**YOUR ASSIGNMENT**
From the first line to the last, reproduce the records exactly as they appear below.

··· DATA ···

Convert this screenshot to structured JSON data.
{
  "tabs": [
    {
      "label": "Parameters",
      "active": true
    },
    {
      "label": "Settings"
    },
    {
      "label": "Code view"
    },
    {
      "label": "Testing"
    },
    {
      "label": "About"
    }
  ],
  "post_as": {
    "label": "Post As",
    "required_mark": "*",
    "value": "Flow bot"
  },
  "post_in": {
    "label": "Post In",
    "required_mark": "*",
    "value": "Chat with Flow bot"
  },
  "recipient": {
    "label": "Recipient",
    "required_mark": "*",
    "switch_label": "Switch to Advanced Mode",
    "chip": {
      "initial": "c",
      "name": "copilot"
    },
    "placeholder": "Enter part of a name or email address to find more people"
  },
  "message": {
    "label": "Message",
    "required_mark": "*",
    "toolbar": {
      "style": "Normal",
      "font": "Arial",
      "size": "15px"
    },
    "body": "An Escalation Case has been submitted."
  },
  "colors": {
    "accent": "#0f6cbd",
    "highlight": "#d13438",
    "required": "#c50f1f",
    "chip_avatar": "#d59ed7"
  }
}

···

**WRITTEN REPLY**
Convert this screenshot to structured JSON data.
{
  "tabs": [
    {
      "label": "Parameters",
      "active": true
    },
    {
      "label": "Settings"
    },
    {
      "label": "Code view"
    },
    {
      "label": "Testing"
    },
    {
      "label": "About"
    }
  ],
  "post_as": {
    "label": "Post As",
    "required_mark": "*",
    "value": "Flow bot"
  },
  "post_in": {
    "label": "Post In",
    "required_mark": "*",
    "value": "Chat with Flow bot"
  },
  "recipient": {
    "label": "Recipient",
    "required_mark": "*",
    "switch_label": "Switch to Advanced Mode",
    "chip": {
      "initial": "c",
      "name": "copilot"
    },
    "placeholder": "Enter part of a name or email address to find more people"
  },
  "message": {
    "label": "Message",
    "required_mark": "*",
    "toolbar": {
      "style": "Normal",
      "font": "Arial",
      "size": "15px"
    },
    "body": "An Escalation Case has been submitted."
  },
  "colors": {
    "accent": "#0f6cbd",
    "highlight": "#d13438",
    "required": "#c50f1f",
    "chip_avatar": "#d59ed7"
  }
}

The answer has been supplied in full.